▶ _Task brief_:
Find out how many lines in the records have the string "they" in them, and state only that number.

▶ _Data_:

■ ■ ■ ■

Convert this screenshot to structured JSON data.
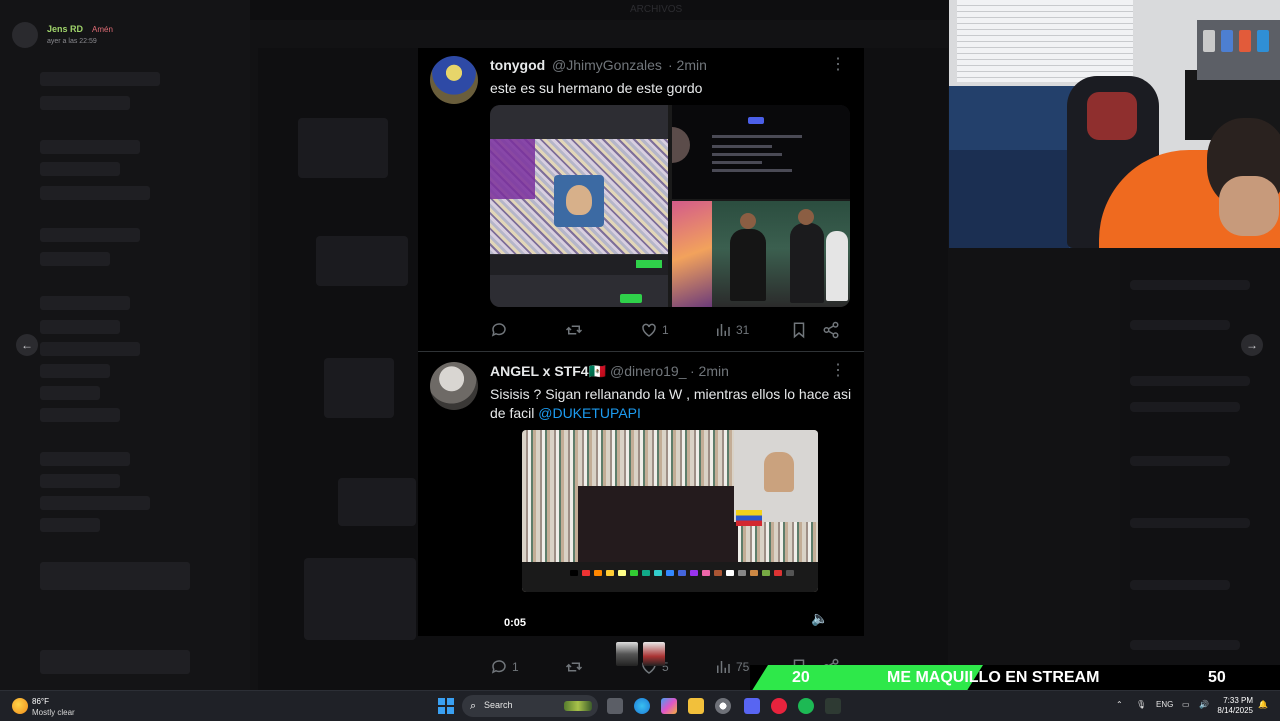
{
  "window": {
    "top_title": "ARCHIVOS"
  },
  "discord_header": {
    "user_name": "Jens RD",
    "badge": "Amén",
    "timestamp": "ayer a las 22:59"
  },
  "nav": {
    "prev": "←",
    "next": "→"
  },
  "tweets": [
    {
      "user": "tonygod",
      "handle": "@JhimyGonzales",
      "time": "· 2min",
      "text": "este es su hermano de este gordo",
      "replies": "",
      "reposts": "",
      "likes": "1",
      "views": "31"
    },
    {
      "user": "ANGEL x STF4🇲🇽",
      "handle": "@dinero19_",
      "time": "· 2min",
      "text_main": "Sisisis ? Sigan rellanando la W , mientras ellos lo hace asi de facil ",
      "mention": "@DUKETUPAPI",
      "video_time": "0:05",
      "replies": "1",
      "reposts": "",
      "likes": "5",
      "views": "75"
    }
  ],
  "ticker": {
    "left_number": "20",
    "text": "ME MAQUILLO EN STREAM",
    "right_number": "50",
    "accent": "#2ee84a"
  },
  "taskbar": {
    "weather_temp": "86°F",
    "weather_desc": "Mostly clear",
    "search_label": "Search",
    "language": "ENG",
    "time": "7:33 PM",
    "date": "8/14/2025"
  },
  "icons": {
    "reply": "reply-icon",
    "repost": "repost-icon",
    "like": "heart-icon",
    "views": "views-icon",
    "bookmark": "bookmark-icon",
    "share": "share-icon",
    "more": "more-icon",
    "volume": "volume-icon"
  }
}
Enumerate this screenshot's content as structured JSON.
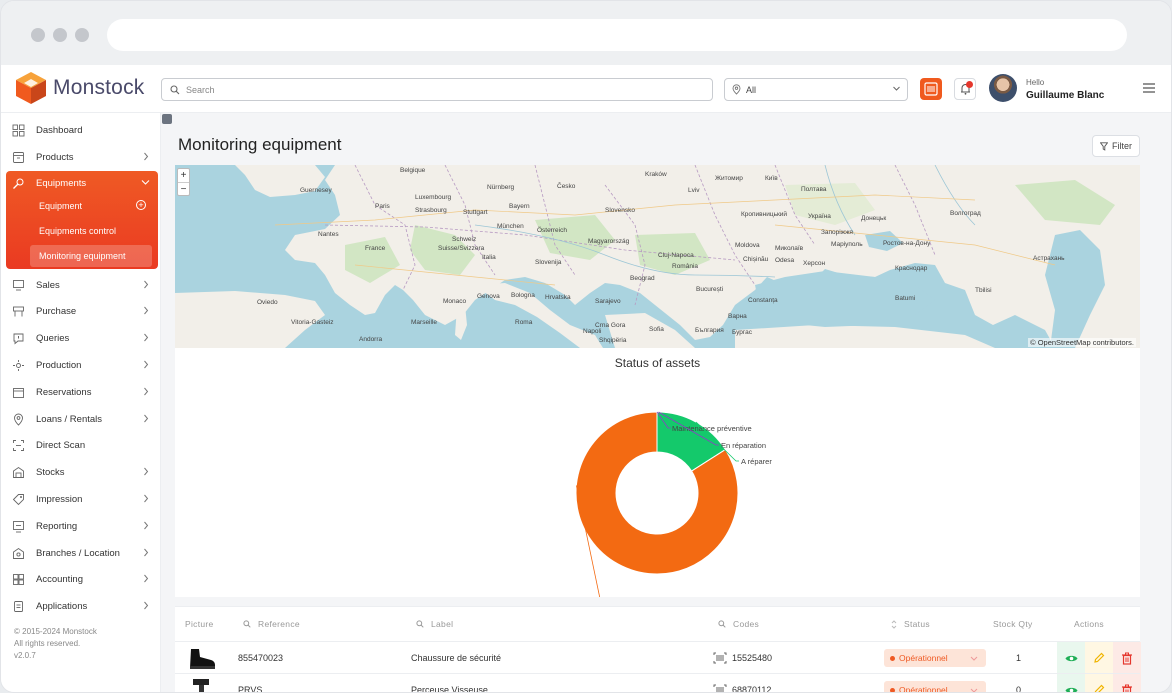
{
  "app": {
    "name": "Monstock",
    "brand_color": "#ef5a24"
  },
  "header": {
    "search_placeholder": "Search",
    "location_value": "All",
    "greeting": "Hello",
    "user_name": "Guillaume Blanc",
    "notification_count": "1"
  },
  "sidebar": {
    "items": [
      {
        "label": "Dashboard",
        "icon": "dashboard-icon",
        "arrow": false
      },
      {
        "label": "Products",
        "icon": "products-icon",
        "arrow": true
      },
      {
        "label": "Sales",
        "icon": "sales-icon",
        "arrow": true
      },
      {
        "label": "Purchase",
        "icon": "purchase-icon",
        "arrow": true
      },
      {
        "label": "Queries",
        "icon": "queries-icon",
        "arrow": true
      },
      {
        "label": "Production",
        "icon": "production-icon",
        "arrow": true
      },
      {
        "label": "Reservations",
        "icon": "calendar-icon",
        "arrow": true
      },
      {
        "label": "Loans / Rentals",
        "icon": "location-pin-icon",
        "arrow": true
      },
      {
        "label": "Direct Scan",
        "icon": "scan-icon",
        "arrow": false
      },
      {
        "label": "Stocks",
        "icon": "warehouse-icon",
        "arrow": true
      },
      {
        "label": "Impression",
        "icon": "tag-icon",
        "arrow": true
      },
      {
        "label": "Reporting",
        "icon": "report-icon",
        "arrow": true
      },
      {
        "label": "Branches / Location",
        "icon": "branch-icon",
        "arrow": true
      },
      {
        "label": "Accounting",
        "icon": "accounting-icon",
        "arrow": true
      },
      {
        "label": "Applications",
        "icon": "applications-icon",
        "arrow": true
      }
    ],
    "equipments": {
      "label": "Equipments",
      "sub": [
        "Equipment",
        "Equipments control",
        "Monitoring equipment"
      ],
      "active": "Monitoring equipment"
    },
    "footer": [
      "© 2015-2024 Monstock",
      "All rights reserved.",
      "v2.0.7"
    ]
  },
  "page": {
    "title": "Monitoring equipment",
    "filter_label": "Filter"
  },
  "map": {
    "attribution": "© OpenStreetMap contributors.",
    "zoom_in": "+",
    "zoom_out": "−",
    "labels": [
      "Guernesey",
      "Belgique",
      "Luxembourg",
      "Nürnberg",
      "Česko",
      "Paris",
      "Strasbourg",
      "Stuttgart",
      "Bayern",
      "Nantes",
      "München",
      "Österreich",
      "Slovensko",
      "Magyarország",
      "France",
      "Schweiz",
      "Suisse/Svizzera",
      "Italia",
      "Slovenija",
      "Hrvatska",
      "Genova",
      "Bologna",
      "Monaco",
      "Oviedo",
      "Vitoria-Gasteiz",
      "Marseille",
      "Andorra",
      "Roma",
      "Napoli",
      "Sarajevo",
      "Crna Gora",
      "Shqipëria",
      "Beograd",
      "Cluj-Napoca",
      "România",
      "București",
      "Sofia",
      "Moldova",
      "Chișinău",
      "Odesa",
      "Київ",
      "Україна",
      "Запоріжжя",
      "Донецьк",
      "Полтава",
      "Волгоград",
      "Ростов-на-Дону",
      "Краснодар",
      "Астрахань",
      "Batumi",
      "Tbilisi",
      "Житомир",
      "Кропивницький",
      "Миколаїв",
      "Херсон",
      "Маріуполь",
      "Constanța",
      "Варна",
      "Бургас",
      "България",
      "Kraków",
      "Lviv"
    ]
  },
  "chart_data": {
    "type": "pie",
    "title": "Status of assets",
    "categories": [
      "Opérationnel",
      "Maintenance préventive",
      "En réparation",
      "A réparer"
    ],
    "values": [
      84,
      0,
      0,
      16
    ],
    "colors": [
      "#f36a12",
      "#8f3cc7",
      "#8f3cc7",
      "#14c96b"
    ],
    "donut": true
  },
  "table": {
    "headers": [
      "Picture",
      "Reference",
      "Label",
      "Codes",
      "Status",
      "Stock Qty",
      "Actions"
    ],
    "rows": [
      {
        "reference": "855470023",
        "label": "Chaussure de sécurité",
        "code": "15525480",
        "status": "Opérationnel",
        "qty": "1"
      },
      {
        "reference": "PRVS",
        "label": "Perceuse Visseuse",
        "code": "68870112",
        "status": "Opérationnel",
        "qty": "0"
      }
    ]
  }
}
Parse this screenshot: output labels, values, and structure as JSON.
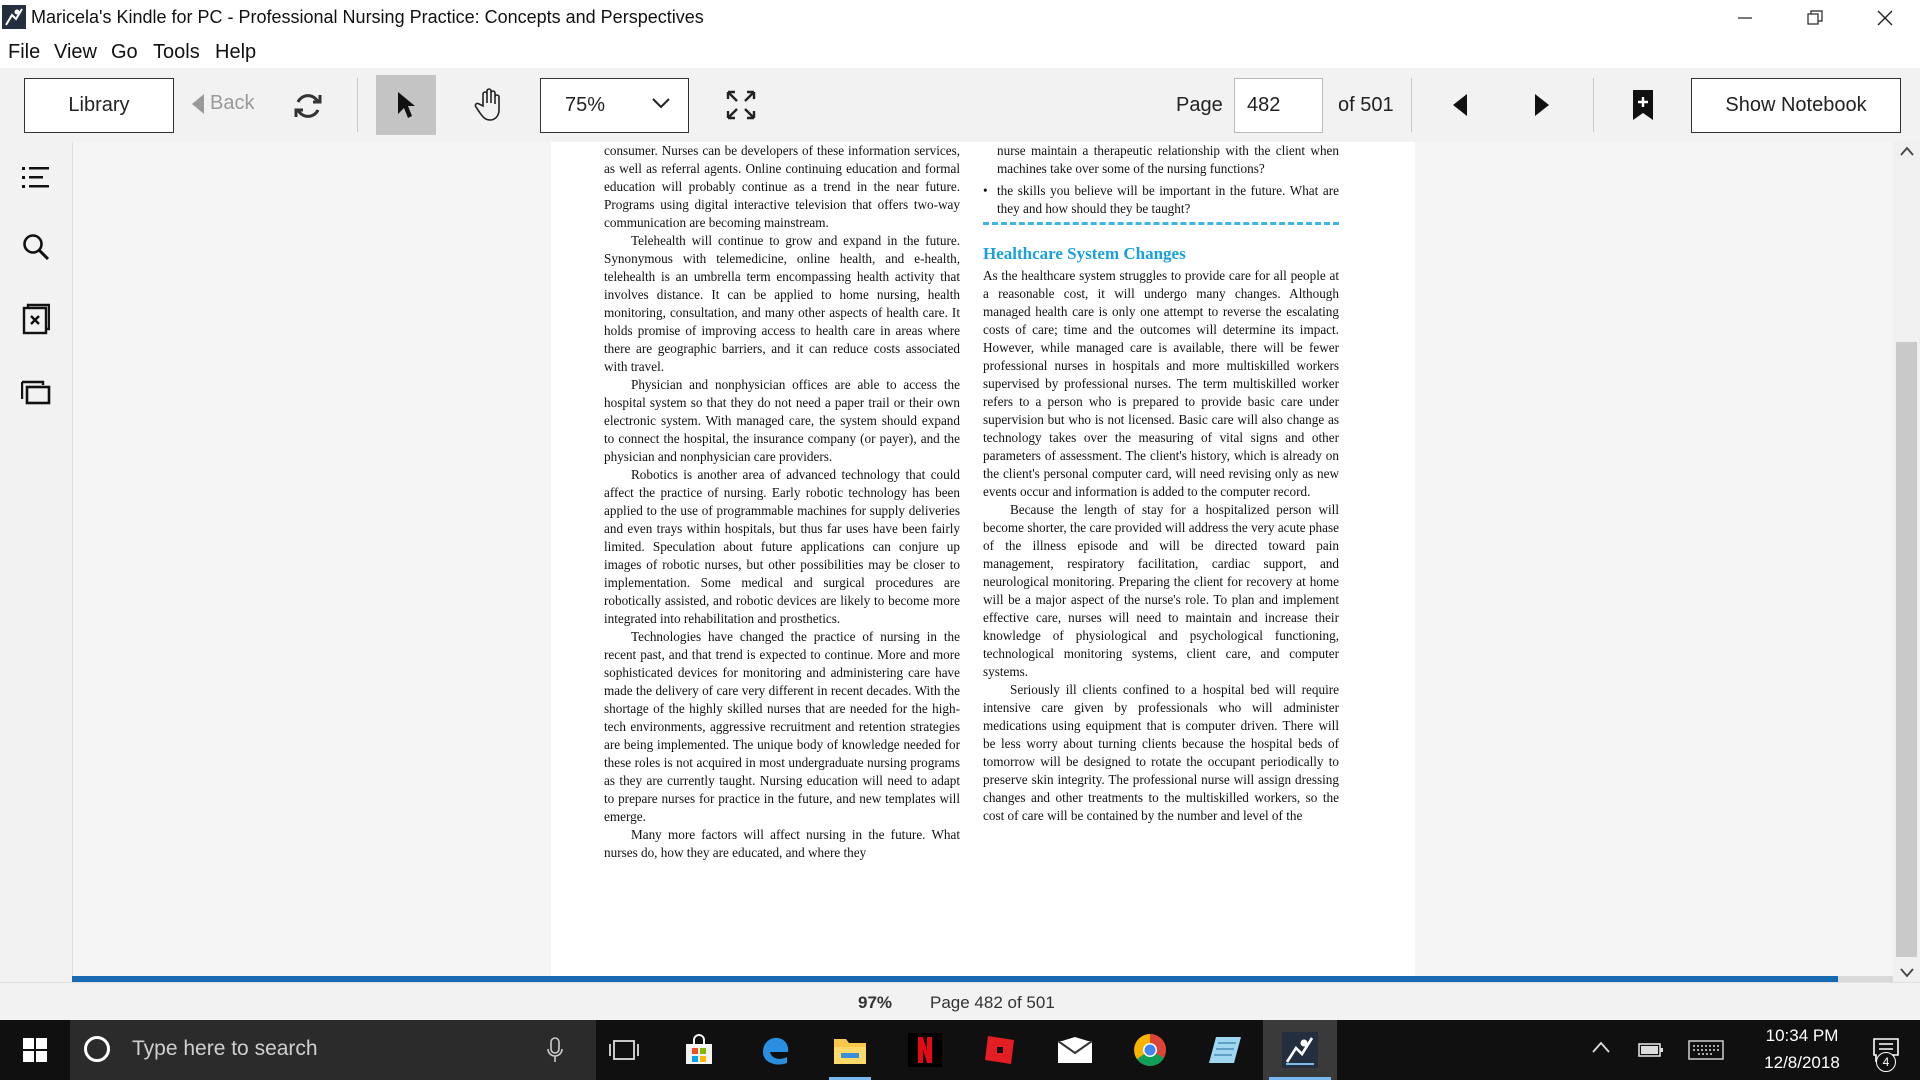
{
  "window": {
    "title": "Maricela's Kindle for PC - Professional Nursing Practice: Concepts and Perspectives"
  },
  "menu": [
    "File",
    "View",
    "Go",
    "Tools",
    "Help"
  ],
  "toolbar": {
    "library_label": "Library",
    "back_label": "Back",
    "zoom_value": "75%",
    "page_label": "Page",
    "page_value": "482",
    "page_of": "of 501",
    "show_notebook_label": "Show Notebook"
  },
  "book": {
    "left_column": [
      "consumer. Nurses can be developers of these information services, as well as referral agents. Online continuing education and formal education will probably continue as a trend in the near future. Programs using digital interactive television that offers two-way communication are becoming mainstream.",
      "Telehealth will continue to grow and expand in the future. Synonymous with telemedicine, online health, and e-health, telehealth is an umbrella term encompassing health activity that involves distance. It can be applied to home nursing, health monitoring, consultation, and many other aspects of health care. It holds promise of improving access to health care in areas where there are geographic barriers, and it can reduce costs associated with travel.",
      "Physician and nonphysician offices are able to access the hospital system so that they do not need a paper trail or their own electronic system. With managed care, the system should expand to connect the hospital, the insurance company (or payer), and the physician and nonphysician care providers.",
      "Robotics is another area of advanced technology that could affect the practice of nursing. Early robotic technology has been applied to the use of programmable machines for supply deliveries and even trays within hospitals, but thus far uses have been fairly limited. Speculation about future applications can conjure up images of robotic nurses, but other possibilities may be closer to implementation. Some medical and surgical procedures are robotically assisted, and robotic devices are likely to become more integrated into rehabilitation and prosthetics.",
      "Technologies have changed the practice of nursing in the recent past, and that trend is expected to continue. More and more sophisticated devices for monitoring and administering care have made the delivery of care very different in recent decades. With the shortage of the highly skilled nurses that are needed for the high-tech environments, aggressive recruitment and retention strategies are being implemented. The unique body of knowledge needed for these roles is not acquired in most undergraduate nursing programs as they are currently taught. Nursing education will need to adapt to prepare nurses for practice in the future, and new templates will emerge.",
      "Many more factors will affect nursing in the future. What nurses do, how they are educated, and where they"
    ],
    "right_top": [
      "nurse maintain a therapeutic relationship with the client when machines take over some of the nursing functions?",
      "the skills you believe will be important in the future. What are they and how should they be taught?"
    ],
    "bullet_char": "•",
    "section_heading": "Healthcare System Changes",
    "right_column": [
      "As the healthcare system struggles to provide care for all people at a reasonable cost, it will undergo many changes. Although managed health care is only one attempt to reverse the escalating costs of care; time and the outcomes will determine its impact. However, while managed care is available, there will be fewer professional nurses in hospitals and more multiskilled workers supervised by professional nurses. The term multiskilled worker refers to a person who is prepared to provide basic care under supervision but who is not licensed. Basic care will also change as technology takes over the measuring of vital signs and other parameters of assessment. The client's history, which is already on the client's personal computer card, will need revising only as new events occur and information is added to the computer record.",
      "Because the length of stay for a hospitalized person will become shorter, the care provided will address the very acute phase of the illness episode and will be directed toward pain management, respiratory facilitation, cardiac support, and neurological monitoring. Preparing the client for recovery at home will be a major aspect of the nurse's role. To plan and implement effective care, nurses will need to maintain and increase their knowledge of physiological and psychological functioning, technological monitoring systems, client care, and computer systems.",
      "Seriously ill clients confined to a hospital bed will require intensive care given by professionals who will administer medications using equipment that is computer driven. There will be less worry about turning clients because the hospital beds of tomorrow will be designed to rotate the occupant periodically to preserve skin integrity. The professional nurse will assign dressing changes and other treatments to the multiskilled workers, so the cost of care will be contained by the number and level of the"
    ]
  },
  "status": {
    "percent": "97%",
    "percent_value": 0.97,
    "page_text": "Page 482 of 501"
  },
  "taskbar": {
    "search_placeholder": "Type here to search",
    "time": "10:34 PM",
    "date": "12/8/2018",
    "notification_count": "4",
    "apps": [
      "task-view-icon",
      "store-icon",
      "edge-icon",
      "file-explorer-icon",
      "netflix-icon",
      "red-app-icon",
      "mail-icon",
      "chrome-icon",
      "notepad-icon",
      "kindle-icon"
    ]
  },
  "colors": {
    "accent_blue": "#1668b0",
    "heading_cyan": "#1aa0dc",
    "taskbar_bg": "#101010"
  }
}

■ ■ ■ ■

▶ _Solution to this problem_:
4